• **Exercise requirements**: Give the records again, every one, exactly.

[[ Records for processing open ]]

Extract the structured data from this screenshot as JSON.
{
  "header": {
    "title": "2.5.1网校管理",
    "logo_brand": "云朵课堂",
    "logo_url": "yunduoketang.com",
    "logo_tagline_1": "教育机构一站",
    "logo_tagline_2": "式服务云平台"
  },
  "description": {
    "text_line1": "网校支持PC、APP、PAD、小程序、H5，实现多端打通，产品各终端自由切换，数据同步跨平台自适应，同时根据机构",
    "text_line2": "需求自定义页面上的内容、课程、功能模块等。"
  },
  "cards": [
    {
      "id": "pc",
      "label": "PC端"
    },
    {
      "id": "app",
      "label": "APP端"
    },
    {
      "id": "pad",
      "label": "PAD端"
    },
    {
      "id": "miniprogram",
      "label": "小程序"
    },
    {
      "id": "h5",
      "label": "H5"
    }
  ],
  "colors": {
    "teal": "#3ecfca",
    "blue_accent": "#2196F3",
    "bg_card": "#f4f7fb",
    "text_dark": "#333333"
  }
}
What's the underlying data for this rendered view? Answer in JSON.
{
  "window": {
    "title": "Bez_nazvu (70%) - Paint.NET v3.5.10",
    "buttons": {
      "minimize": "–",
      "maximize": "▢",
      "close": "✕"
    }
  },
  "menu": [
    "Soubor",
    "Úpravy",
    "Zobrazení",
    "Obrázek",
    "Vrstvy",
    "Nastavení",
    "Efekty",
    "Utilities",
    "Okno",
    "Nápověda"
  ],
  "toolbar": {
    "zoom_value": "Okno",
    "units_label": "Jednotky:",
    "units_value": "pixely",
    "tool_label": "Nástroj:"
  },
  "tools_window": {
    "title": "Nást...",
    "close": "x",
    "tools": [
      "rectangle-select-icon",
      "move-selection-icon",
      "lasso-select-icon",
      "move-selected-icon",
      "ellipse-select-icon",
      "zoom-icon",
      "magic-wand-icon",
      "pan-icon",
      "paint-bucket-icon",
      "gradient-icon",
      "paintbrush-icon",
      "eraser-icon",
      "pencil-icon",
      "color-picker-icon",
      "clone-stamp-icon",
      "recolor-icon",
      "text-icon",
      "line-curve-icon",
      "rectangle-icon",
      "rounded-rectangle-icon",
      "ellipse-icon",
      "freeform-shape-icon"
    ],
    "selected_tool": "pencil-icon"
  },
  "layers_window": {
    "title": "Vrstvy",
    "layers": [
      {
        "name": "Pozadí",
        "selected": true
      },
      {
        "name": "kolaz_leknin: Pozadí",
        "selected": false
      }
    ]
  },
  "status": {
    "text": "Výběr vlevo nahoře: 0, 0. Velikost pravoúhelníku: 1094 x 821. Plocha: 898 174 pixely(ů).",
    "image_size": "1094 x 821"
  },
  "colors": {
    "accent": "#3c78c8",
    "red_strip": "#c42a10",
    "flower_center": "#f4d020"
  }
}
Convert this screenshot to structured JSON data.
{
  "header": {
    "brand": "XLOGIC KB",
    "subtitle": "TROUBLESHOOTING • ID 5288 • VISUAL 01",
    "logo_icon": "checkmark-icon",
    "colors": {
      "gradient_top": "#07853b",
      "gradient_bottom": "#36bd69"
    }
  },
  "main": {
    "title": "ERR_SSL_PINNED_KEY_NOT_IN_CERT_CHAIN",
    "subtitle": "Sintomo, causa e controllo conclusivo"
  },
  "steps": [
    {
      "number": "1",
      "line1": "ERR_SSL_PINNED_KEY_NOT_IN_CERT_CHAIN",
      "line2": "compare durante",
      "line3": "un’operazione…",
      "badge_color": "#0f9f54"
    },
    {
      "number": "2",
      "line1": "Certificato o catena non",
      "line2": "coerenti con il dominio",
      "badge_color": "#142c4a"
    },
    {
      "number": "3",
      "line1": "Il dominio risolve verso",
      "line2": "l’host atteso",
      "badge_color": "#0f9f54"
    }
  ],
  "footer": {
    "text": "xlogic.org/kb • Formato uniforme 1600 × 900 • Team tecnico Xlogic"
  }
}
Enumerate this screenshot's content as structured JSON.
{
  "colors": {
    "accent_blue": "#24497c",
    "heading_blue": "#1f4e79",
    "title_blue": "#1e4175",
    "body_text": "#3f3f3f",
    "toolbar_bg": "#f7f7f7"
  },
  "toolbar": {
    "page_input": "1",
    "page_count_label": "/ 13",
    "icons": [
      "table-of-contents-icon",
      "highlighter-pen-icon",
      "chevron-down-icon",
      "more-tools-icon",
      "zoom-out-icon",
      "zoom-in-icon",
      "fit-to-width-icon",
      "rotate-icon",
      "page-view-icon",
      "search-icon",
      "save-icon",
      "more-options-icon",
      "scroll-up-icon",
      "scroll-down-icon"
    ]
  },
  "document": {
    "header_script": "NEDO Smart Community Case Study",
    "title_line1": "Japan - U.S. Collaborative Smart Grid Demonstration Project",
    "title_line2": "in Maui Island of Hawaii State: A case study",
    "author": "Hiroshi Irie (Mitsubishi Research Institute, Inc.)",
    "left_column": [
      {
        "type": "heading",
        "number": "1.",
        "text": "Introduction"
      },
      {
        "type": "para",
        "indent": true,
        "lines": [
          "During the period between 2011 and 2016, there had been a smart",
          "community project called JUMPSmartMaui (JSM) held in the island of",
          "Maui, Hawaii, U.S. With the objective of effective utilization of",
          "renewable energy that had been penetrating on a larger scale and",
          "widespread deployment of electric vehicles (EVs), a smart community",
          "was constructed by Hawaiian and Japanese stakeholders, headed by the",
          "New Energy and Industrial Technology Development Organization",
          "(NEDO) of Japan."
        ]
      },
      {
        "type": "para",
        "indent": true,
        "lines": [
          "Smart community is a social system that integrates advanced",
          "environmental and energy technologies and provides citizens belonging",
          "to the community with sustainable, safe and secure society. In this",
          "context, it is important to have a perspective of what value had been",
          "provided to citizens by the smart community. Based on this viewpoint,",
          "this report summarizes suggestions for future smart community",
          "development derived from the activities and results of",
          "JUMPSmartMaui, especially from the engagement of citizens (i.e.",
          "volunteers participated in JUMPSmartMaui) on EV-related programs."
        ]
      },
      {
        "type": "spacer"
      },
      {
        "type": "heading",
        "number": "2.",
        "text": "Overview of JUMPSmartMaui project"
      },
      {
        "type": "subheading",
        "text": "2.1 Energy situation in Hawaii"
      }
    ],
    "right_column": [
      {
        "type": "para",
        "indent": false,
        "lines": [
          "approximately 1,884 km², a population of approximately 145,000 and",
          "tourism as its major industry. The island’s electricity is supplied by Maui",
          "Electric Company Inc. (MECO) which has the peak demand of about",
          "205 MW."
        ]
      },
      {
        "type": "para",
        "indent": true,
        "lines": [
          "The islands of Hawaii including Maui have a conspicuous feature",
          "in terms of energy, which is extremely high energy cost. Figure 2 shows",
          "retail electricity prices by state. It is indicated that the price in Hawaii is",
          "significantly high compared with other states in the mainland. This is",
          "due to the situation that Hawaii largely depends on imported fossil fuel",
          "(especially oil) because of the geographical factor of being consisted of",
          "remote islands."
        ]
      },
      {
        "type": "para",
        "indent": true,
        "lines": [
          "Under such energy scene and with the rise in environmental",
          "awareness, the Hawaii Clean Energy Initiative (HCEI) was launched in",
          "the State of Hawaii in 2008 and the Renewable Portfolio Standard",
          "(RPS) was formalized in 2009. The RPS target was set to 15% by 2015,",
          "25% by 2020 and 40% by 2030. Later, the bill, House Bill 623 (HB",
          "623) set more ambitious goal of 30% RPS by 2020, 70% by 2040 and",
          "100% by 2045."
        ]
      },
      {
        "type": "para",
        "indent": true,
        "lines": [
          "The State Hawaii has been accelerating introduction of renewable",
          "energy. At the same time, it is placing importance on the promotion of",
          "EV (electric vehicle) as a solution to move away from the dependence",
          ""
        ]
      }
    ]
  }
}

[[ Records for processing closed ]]

• **Completed task**:
Extract the structured data from this screenshot as JSON.
{
  "header": {
    "title": "2.5.1网校管理",
    "logo_brand": "云朵课堂",
    "logo_url": "yunduoketang.com",
    "logo_tagline_1": "教育机构一站",
    "logo_tagline_2": "式服务云平台"
  },
  "description": {
    "text_line1": "网校支持PC、APP、PAD、小程序、H5，实现多端打通，产品各终端自由切换，数据同步跨平台自适应，同时根据机构",
    "text_line2": "需求自定义页面上的内容、课程、功能模块等。"
  },
  "cards": [
    {
      "id": "pc",
      "label": "PC端"
    },
    {
      "id": "app",
      "label": "APP端"
    },
    {
      "id": "pad",
      "label": "PAD端"
    },
    {
      "id": "miniprogram",
      "label": "小程序"
    },
    {
      "id": "h5",
      "label": "H5"
    }
  ],
  "colors": {
    "teal": "#3ecfca",
    "blue_accent": "#2196F3",
    "bg_card": "#f4f7fb",
    "text_dark": "#333333"
  }
}
What's the underlying data for this rendered view? Answer in JSON.
{
  "window": {
    "title": "Bez_nazvu (70%) - Paint.NET v3.5.10",
    "buttons": {
      "minimize": "–",
      "maximize": "▢",
      "close": "✕"
    }
  },
  "menu": [
    "Soubor",
    "Úpravy",
    "Zobrazení",
    "Obrázek",
    "Vrstvy",
    "Nastavení",
    "Efekty",
    "Utilities",
    "Okno",
    "Nápověda"
  ],
  "toolbar": {
    "zoom_value": "Okno",
    "units_label": "Jednotky:",
    "units_value": "pixely",
    "tool_label": "Nástroj:"
  },
  "tools_window": {
    "title": "Nást...",
    "close": "x",
    "tools": [
      "rectangle-select-icon",
      "move-selection-icon",
      "lasso-select-icon",
      "move-selected-icon",
      "ellipse-select-icon",
      "zoom-icon",
      "magic-wand-icon",
      "pan-icon",
      "paint-bucket-icon",
      "gradient-icon",
      "paintbrush-icon",
      "eraser-icon",
      "pencil-icon",
      "color-picker-icon",
      "clone-stamp-icon",
      "recolor-icon",
      "text-icon",
      "line-curve-icon",
      "rectangle-icon",
      "rounded-rectangle-icon",
      "ellipse-icon",
      "freeform-shape-icon"
    ],
    "selected_tool": "pencil-icon"
  },
  "layers_window": {
    "title": "Vrstvy",
    "layers": [
      {
        "name": "Pozadí",
        "selected": true
      },
      {
        "name": "kolaz_leknin: Pozadí",
        "selected": false
      }
    ]
  },
  "status": {
    "text": "Výběr vlevo nahoře: 0, 0. Velikost pravoúhelníku: 1094 x 821. Plocha: 898 174 pixely(ů).",
    "image_size": "1094 x 821"
  },
  "colors": {
    "accent": "#3c78c8",
    "red_strip": "#c42a10",
    "flower_center": "#f4d020"
  }
}
Convert this screenshot to structured JSON data.
{
  "header": {
    "brand": "XLOGIC KB",
    "subtitle": "TROUBLESHOOTING • ID 5288 • VISUAL 01",
    "logo_icon": "checkmark-icon",
    "colors": {
      "gradient_top": "#07853b",
      "gradient_bottom": "#36bd69"
    }
  },
  "main": {
    "title": "ERR_SSL_PINNED_KEY_NOT_IN_CERT_CHAIN",
    "subtitle": "Sintomo, causa e controllo conclusivo"
  },
  "steps": [
    {
      "number": "1",
      "line1": "ERR_SSL_PINNED_KEY_NOT_IN_CERT_CHAIN",
      "line2": "compare durante",
      "line3": "un’operazione…",
      "badge_color": "#0f9f54"
    },
    {
      "number": "2",
      "line1": "Certificato o catena non",
      "line2": "coerenti con il dominio",
      "badge_color": "#142c4a"
    },
    {
      "number": "3",
      "line1": "Il dominio risolve verso",
      "line2": "l’host atteso",
      "badge_color": "#0f9f54"
    }
  ],
  "footer": {
    "text": "xlogic.org/kb • Formato uniforme 1600 × 900 • Team tecnico Xlogic"
  }
}
Enumerate this screenshot's content as structured JSON.
{
  "colors": {
    "accent_blue": "#24497c",
    "heading_blue": "#1f4e79",
    "title_blue": "#1e4175",
    "body_text": "#3f3f3f",
    "toolbar_bg": "#f7f7f7"
  },
  "toolbar": {
    "page_input": "1",
    "page_count_label": "/ 13",
    "icons": [
      "table-of-contents-icon",
      "highlighter-pen-icon",
      "chevron-down-icon",
      "more-tools-icon",
      "zoom-out-icon",
      "zoom-in-icon",
      "fit-to-width-icon",
      "rotate-icon",
      "page-view-icon",
      "search-icon",
      "save-icon",
      "more-options-icon",
      "scroll-up-icon",
      "scroll-down-icon"
    ]
  },
  "document": {
    "header_script": "NEDO Smart Community Case Study",
    "title_line1": "Japan - U.S. Collaborative Smart Grid Demonstration Project",
    "title_line2": "in Maui Island of Hawaii State: A case study",
    "author": "Hiroshi Irie (Mitsubishi Research Institute, Inc.)",
    "left_column": [
      {
        "type": "heading",
        "number": "1.",
        "text": "Introduction"
      },
      {
        "type": "para",
        "indent": true,
        "lines": [
          "During the period between 2011 and 2016, there had been a smart",
          "community project called JUMPSmartMaui (JSM) held in the island of",
          "Maui, Hawaii, U.S. With the objective of effective utilization of",
          "renewable energy that had been penetrating on a larger scale and",
          "widespread deployment of electric vehicles (EVs), a smart community",
          "was constructed by Hawaiian and Japanese stakeholders, headed by the",
          "New Energy and Industrial Technology Development Organization",
          "(NEDO) of Japan."
        ]
      },
      {
        "type": "para",
        "indent": true,
        "lines": [
          "Smart community is a social system that integrates advanced",
          "environmental and energy technologies and provides citizens belonging",
          "to the community with sustainable, safe and secure society. In this",
          "context, it is important to have a perspective of what value had been",
          "provided to citizens by the smart community. Based on this viewpoint,",
          "this report summarizes suggestions for future smart community",
          "development derived from the activities and results of",
          "JUMPSmartMaui, especially from the engagement of citizens (i.e.",
          "volunteers participated in JUMPSmartMaui) on EV-related programs."
        ]
      },
      {
        "type": "spacer"
      },
      {
        "type": "heading",
        "number": "2.",
        "text": "Overview of JUMPSmartMaui project"
      },
      {
        "type": "subheading",
        "text": "2.1 Energy situation in Hawaii"
      }
    ],
    "right_column": [
      {
        "type": "para",
        "indent": false,
        "lines": [
          "approximately 1,884 km², a population of approximately 145,000 and",
          "tourism as its major industry. The island’s electricity is supplied by Maui",
          "Electric Company Inc. (MECO) which has the peak demand of about",
          "205 MW."
        ]
      },
      {
        "type": "para",
        "indent": true,
        "lines": [
          "The islands of Hawaii including Maui have a conspicuous feature",
          "in terms of energy, which is extremely high energy cost. Figure 2 shows",
          "retail electricity prices by state. It is indicated that the price in Hawaii is",
          "significantly high compared with other states in the mainland. This is",
          "due to the situation that Hawaii largely depends on imported fossil fuel",
          "(especially oil) because of the geographical factor of being consisted of",
          "remote islands."
        ]
      },
      {
        "type": "para",
        "indent": true,
        "lines": [
          "Under such energy scene and with the rise in environmental",
          "awareness, the Hawaii Clean Energy Initiative (HCEI) was launched in",
          "the State of Hawaii in 2008 and the Renewable Portfolio Standard",
          "(RPS) was formalized in 2009. The RPS target was set to 15% by 2015,",
          "25% by 2020 and 40% by 2030. Later, the bill, House Bill 623 (HB",
          "623) set more ambitious goal of 30% RPS by 2020, 70% by 2040 and",
          "100% by 2045."
        ]
      },
      {
        "type": "para",
        "indent": true,
        "lines": [
          "The State Hawaii has been accelerating introduction of renewable",
          "energy. At the same time, it is placing importance on the promotion of",
          "EV (electric vehicle) as a solution to move away from the dependence",
          ""
        ]
      }
    ]
  }
}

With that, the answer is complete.